Short story “Blink and you miss it“ is written by Alex Garland in 1996.
An unnamed narrator begins his story as he sees his five-year-old neighbor Sammy from England, looking carefully to his right and left.
The narrator then tell us that he was just as careful when he was the boy's age, but that he had changed in time.
The story jumps to when the narrator is seventeen on a beach in South Asia, where a small community of “hippies“ lives under the leadership of a beach guru.
Since no one sells drugs any more because of the raid and the community needs to remake their supplies for the party, the guru decides to use a contact he has in town.
Through a random choice, the narrator is the one who gets to go with the guru to the town, he also is the one who pays for the ride in there.
As it seems, at the end he finds out that the drug contact is the chief of the police. Although he is scared and thinks about leaving, the narrator is too naive to take any action.
The narrator, who is in jail, sends a Christmas card to Sammy, his neighbor, advising him to look both ways when crossing the road.

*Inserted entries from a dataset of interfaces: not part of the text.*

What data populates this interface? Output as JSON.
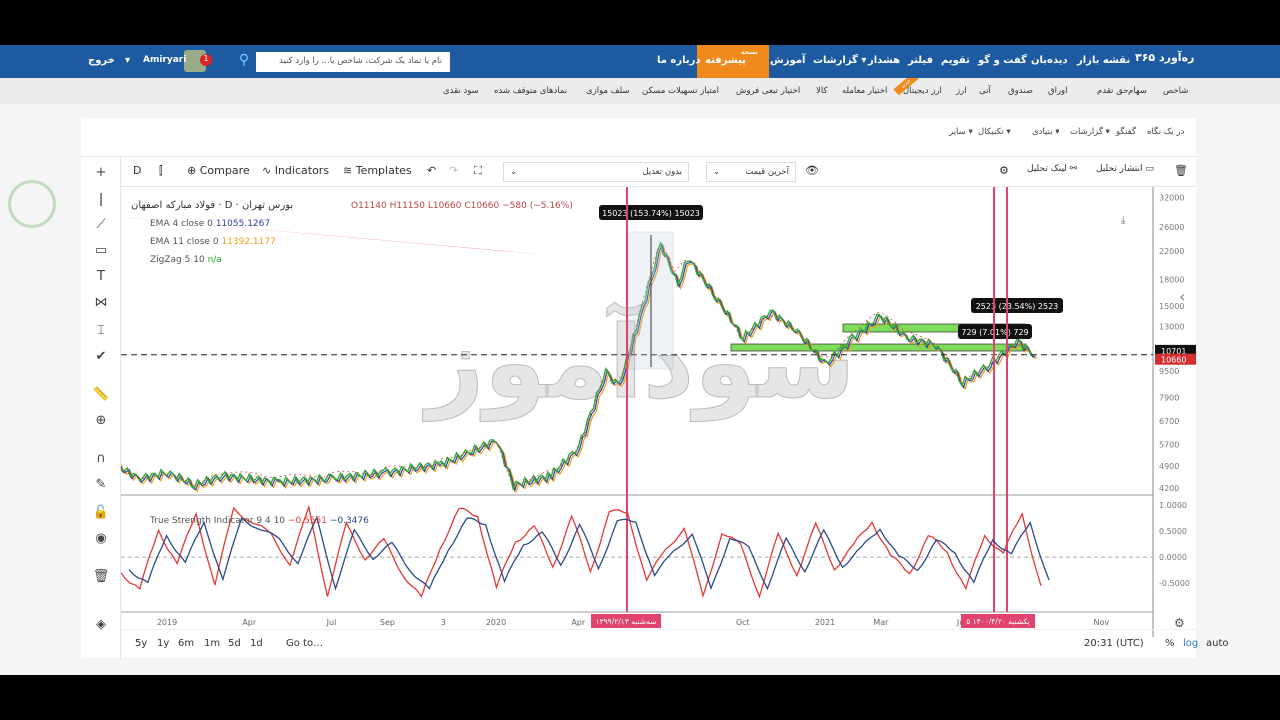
{
  "nav": {
    "logo": "ره‌آورد ۳۶۵",
    "items": [
      "نقشه بازار",
      "دیده‌بان",
      "گفت و گو",
      "تقویم",
      "فیلتر",
      "هشدار",
      "گزارشات ▾",
      "آموزش"
    ],
    "advanced": "پیشرفته",
    "advanced_badge": "نسخه",
    "about": "درباره ما",
    "search_placeholder": "نام یا نماد یک شرکت، شاخص یا... را وارد کنید",
    "user": "Amiryari",
    "notif_count": "1",
    "logout": "خروج"
  },
  "subnav": [
    "شاخص",
    "سهام",
    "حق تقدم",
    "اوراق",
    "صندوق",
    "آتی",
    "ارز",
    "ارز دیجیتال",
    "اختیار معامله",
    "کالا",
    "اختیار تبعی فروش",
    "امتیاز تسهیلات مسکن",
    "سلف موازی",
    "نمادهای متوقف شده",
    "سود نقدی"
  ],
  "subnav_badge": "جدید",
  "tabs": [
    "در یک نگاه",
    "گفتگو",
    "گزارشات ▾",
    "بنیادی ▾",
    "تکنیکال ▾",
    "سایر ▾"
  ],
  "toolbar": {
    "interval": "D",
    "compare": "Compare",
    "indicators": "Indicators",
    "templates": "Templates",
    "adjust": "بدون تعدیل",
    "price_type": "آخرین قیمت",
    "link": "لینک تحلیل",
    "publish": "انتشار تحلیل"
  },
  "legend": {
    "title": "فولاد مبارکه اصفهان · D · بورس تهران",
    "ohlc": "O11140 H11150 L10660 C10660 −580 (−5.16%)",
    "ema4": "EMA 4 close 0",
    "ema4_val": "11055.1267",
    "ema11": "EMA 11 close 0",
    "ema11_val": "11392.1177",
    "zigzag": "ZigZag 5 10",
    "zigzag_val": "n/a",
    "tsi": "True Strength Indicator 9 4 10",
    "tsi_v1": "−0.5551",
    "tsi_v2": "−0.3476"
  },
  "annotations": {
    "measure1": "15023 (153.74%) 15023",
    "measure2": "2523 (23.54%) 2523",
    "measure3": "729 (7.01%) 729",
    "last_price": "10701",
    "close_price": "10660",
    "date1": "سه‌شنبه ۱۳۹۹/۲/۱۳",
    "date2": "۵ یکشنبه ۱۴۰۰/۴/۲۰"
  },
  "watermark": "سودآموز",
  "colors": {
    "nav": "#1e5aa0",
    "accent": "#f08a1c",
    "ema4": "#2b3fb0",
    "ema11": "#f39c12",
    "tsi": "#e53935",
    "tsi_signal": "#2a4a8a",
    "cursor": "#e0446e",
    "zone": "#7ddc5a"
  },
  "chart_data": {
    "type": "line",
    "yscale": "log",
    "price_ticks": [
      32000,
      26000,
      22000,
      18000,
      15000,
      13000,
      9500,
      7900,
      6700,
      5700,
      4900,
      4200
    ],
    "tsi_ticks": [
      "1.0000",
      "0.5000",
      "0.0000",
      "-0.5000"
    ],
    "time_ticks": [
      "2019",
      "Apr",
      "Jul",
      "Sep",
      "3",
      "2020",
      "Apr",
      "Oct",
      "2021",
      "Mar",
      "Jun",
      "Nov"
    ],
    "price": [
      [
        "2018-11",
        5000
      ],
      [
        "2018-12",
        4500
      ],
      [
        "2019-01",
        4700
      ],
      [
        "2019-02",
        4300
      ],
      [
        "2019-03",
        4600
      ],
      [
        "2019-05",
        4400
      ],
      [
        "2019-07",
        4500
      ],
      [
        "2019-09",
        4700
      ],
      [
        "2019-11",
        5000
      ],
      [
        "2019-12",
        5400
      ],
      [
        "2020-01",
        5900
      ],
      [
        "2020-01-20",
        4300
      ],
      [
        "2020-03",
        4600
      ],
      [
        "2020-04",
        5600
      ],
      [
        "2020-05",
        9500
      ],
      [
        "2020-05-15",
        8500
      ],
      [
        "2020-06",
        12000
      ],
      [
        "2020-07",
        23000
      ],
      [
        "2020-07-20",
        17500
      ],
      [
        "2020-08",
        21000
      ],
      [
        "2020-09",
        16000
      ],
      [
        "2020-10",
        12000
      ],
      [
        "2020-11",
        14500
      ],
      [
        "2020-12",
        12500
      ],
      [
        "2021-01",
        10000
      ],
      [
        "2021-02",
        12000
      ],
      [
        "2021-03",
        14000
      ],
      [
        "2021-04",
        12000
      ],
      [
        "2021-05",
        11500
      ],
      [
        "2021-06",
        8800
      ],
      [
        "2021-07",
        10000
      ],
      [
        "2021-08",
        11800
      ],
      [
        "2021-08-20",
        10660
      ]
    ],
    "tsi": [
      -0.3,
      -0.6,
      0.5,
      -0.1,
      0.8,
      -0.5,
      0.9,
      0.7,
      0.4,
      -0.1,
      0.9,
      -0.7,
      0.6,
      0,
      0.3,
      -0.3,
      -0.8,
      0.2,
      0.9,
      0.8,
      -0.6,
      0.3,
      0.6,
      -0.2,
      0.8,
      -0.3,
      0.9,
      0.8,
      -0.4,
      0.1,
      0.6,
      -0.8,
      0.5,
      0.2,
      -0.7,
      0.4,
      -0.3,
      0.6,
      -0.2,
      0.2,
      0.7,
      0,
      -0.3,
      0.4,
      0.1,
      -0.6,
      0.4,
      0.1,
      0.8,
      -0.55
    ]
  }
}
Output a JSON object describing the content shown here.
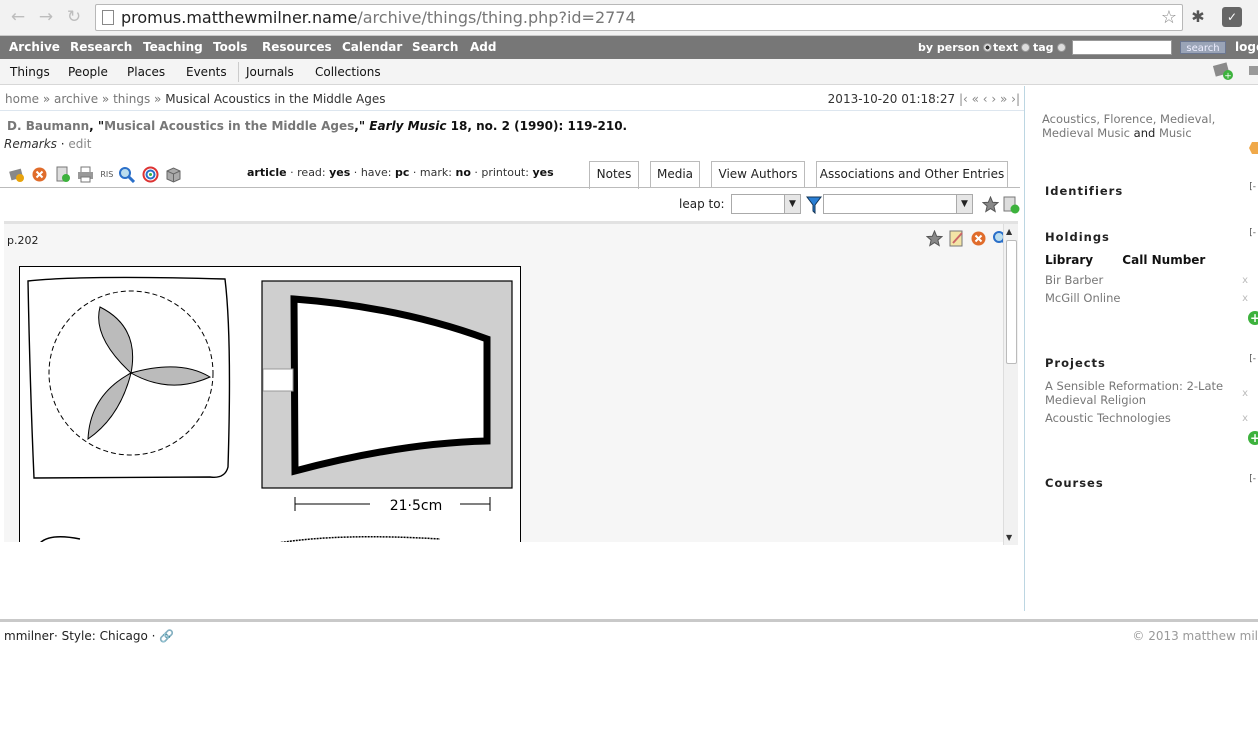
{
  "browser": {
    "url_host": "promus.matthewmilner.name",
    "url_path": "/archive/things/thing.php?id=2774"
  },
  "topmenu": {
    "items": [
      "Archive",
      "Research",
      "Teaching",
      "Tools",
      "Resources",
      "Calendar",
      "Search",
      "Add"
    ],
    "search_opts": [
      "by person",
      "text",
      "tag"
    ],
    "search_button": "search",
    "logout": "logo"
  },
  "submenu": {
    "items": [
      "Things",
      "People",
      "Places",
      "Events",
      "Journals",
      "Collections"
    ]
  },
  "breadcrumb": {
    "home": "home",
    "archive": "archive",
    "things": "things",
    "sep": "»",
    "current": "Musical Acoustics in the Middle Ages"
  },
  "timestamp": "2013-10-20 01:18:27",
  "pager": "|‹ « ‹ › » ›|",
  "citation": {
    "author": "D. Baumann",
    "title": "Musical Acoustics in the Middle Ages",
    "journal": "Early Music",
    "details": " 18, no. 2 (1990): 119-210."
  },
  "remarks": {
    "label": "Remarks",
    "edit": "edit"
  },
  "ris_label": "RIS",
  "status": {
    "type": "article",
    "read_label": "read:",
    "read": "yes",
    "have_label": "have:",
    "have": "pc",
    "mark_label": "mark:",
    "mark": "no",
    "printout_label": "printout:",
    "printout": "yes"
  },
  "tabs": [
    "Notes",
    "Media",
    "View Authors",
    "Associations and Other Entries"
  ],
  "leap_label": "leap to:",
  "note": {
    "page": "p.202",
    "figure_caption": "21·5cm"
  },
  "sidebar": {
    "tags": [
      "Acoustics",
      "Florence",
      "Medieval",
      "Medieval Music",
      "Music"
    ],
    "tags_and": "and",
    "identifiers": "Identifiers",
    "holdings": "Holdings",
    "library_col": "Library",
    "call_col": "Call Number",
    "holdings_items": [
      "Bir Barber",
      "McGill Online"
    ],
    "projects": "Projects",
    "projects_items": [
      "A Sensible Reformation: 2-Late Medieval Religion",
      "Acoustic Technologies"
    ],
    "courses": "Courses",
    "collapse_glyph": "[-",
    "remove_glyph": "x"
  },
  "footer": {
    "user": "mmilner",
    "style_label": "· Style:",
    "style": "Chicago",
    "dot": "·",
    "copyright": "© 2013 matthew mil"
  }
}
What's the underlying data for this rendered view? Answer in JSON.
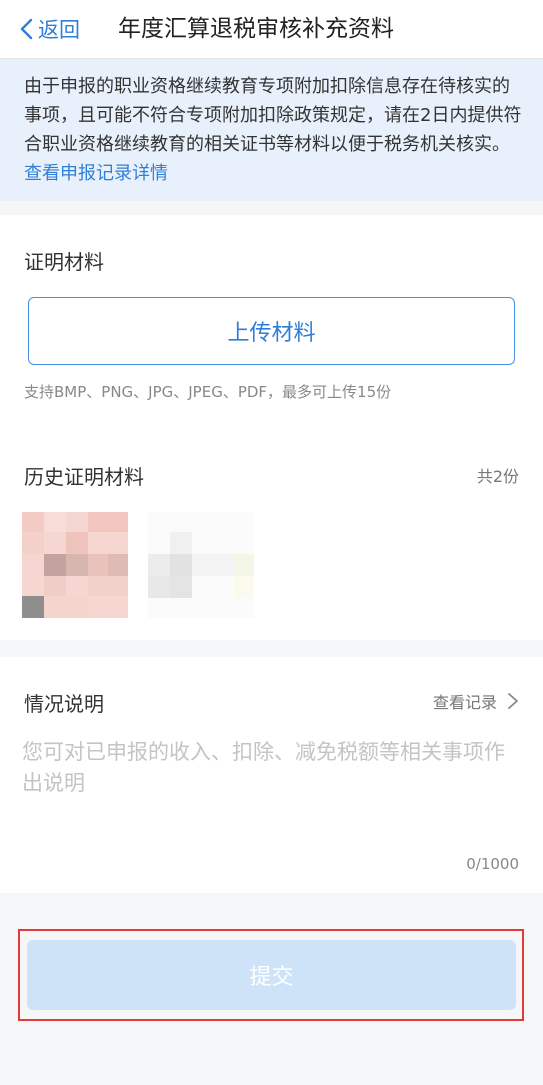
{
  "header": {
    "back_label": "返回",
    "title": "年度汇算退税审核补充资料"
  },
  "notice": {
    "text": "由于申报的职业资格继续教育专项附加扣除信息存在待核实的事项，且可能不符合专项附加扣除政策规定，请在2日内提供符合职业资格继续教育的相关证书等材料以便于税务机关核实。",
    "link_label": "查看申报记录详情"
  },
  "proof": {
    "title": "证明材料",
    "upload_label": "上传材料",
    "hint": "支持BMP、PNG、JPG、JPEG、PDF，最多可上传15份"
  },
  "history": {
    "title": "历史证明材料",
    "count_label": "共2份"
  },
  "explanation": {
    "title": "情况说明",
    "view_record_label": "查看记录",
    "placeholder": "您可对已申报的收入、扣除、减免税额等相关事项作出说明",
    "counter": "0/1000"
  },
  "submit": {
    "label": "提交"
  },
  "colors": {
    "accent": "#2f7fd8",
    "notice_bg": "#e8f1fb",
    "submit_disabled_bg": "#cfe3f8",
    "highlight_border": "#e53935"
  }
}
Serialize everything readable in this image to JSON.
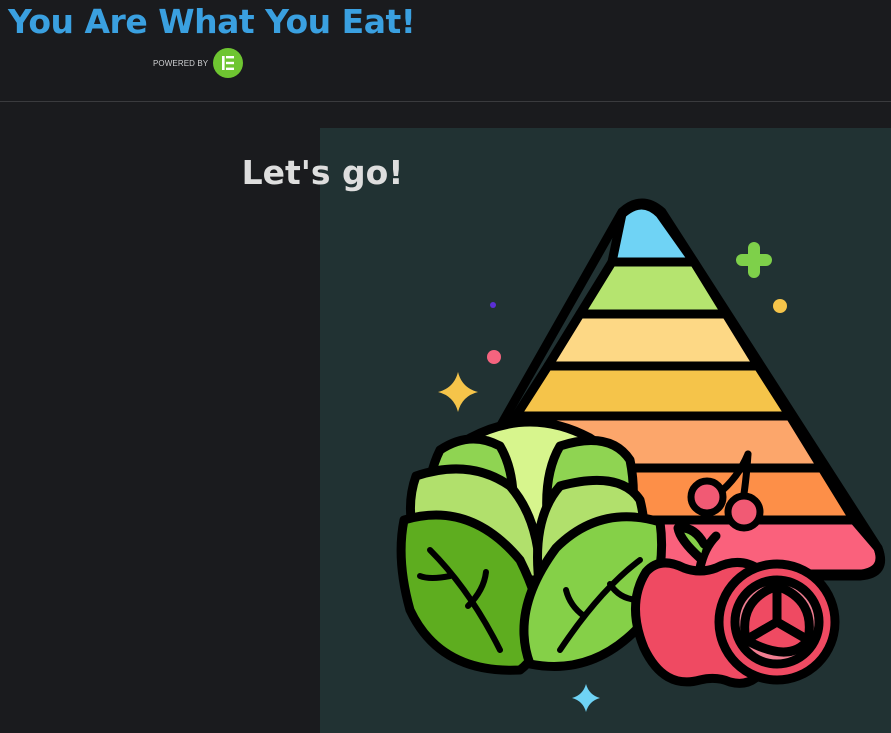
{
  "header": {
    "site_title": "You Are What You Eat!",
    "powered_by_label": "POWERED BY",
    "powered_by_logo_icon": "elementor-logo-icon",
    "title_color": "#3aa0e0",
    "logo_color": "#6ec531"
  },
  "hero": {
    "heading": "Let's go!",
    "background_color": "#213233",
    "illustration_icon": "food-pyramid-illustration"
  }
}
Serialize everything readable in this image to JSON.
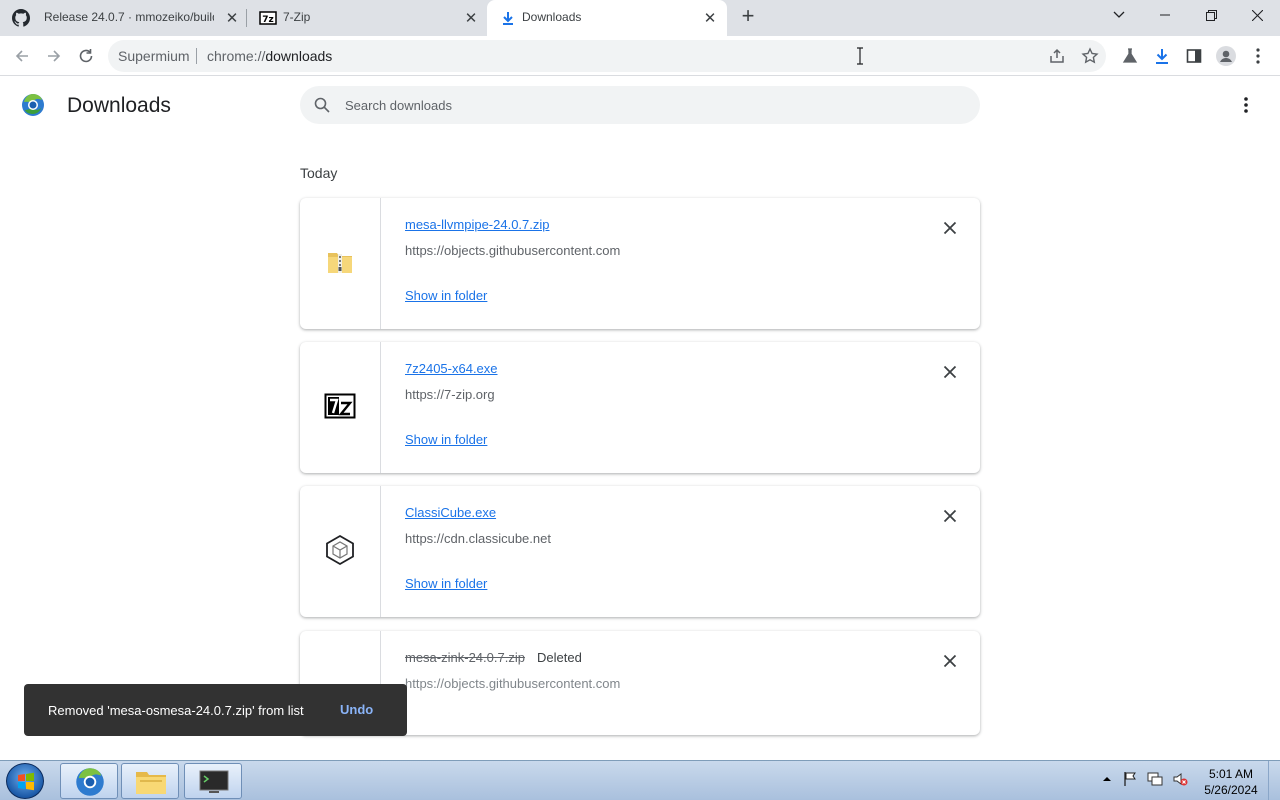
{
  "tabs": [
    {
      "title": "Release 24.0.7 · mmozeiko/build",
      "icon": "github-icon"
    },
    {
      "title": "7-Zip",
      "icon": "7zip-icon"
    },
    {
      "title": "Downloads",
      "icon": "download-icon",
      "active": true
    }
  ],
  "toolbar": {
    "site_name": "Supermium",
    "url_scheme": "chrome://",
    "url_host": "downloads"
  },
  "page": {
    "title": "Downloads",
    "search_placeholder": "Search downloads",
    "section_label": "Today"
  },
  "downloads": [
    {
      "filename": "mesa-llvmpipe-24.0.7.zip",
      "url": "https://objects.githubusercontent.com",
      "action": "Show in folder",
      "icon": "zip-folder-icon"
    },
    {
      "filename": "7z2405-x64.exe",
      "url": "https://7-zip.org",
      "action": "Show in folder",
      "icon": "7zip-icon"
    },
    {
      "filename": "ClassiCube.exe",
      "url": "https://cdn.classicube.net",
      "action": "Show in folder",
      "icon": "cube-icon"
    },
    {
      "filename": "mesa-zink-24.0.7.zip",
      "url": "https://objects.githubusercontent.com",
      "status": "Deleted",
      "icon": "zip-folder-icon"
    }
  ],
  "toast": {
    "message": "Removed 'mesa-osmesa-24.0.7.zip' from list",
    "action": "Undo"
  },
  "taskbar": {
    "time": "5:01 AM",
    "date": "5/26/2024"
  },
  "colors": {
    "link": "#1a73e8",
    "tabstrip": "#dee1e6",
    "toast_bg": "#323232",
    "toast_action": "#8ab4f8"
  }
}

The story “Blink and You Miss It” by Alex Garland is structured as a flashback story.
This means that the narration begins at a present moment and leaps back in time; in other words, the main plot takes place before the time of the narrative.
The story begins in media res (in the middle of events) with the narrator ‘seeing’ his neighbor from England trying to cross the street:
“About twenty seconds ago, I blinked, saw a window and outside it, my next-door neighbor's kid, Sammy. Sammy recently turned five. He was standing on the far side of the road and wanted to cross over.”
The main character is writing like a letter, or a memory. As it looks, he is in prison and is telling a story about how he got where he is now.
There is no physical appearance, but as we read the text, we can see that he is willing to risk everything.
His actions affected him in a way he probably didn't expect, but as a teenager, you are willing to sacrifice something for the sake of your own “having fun“ second.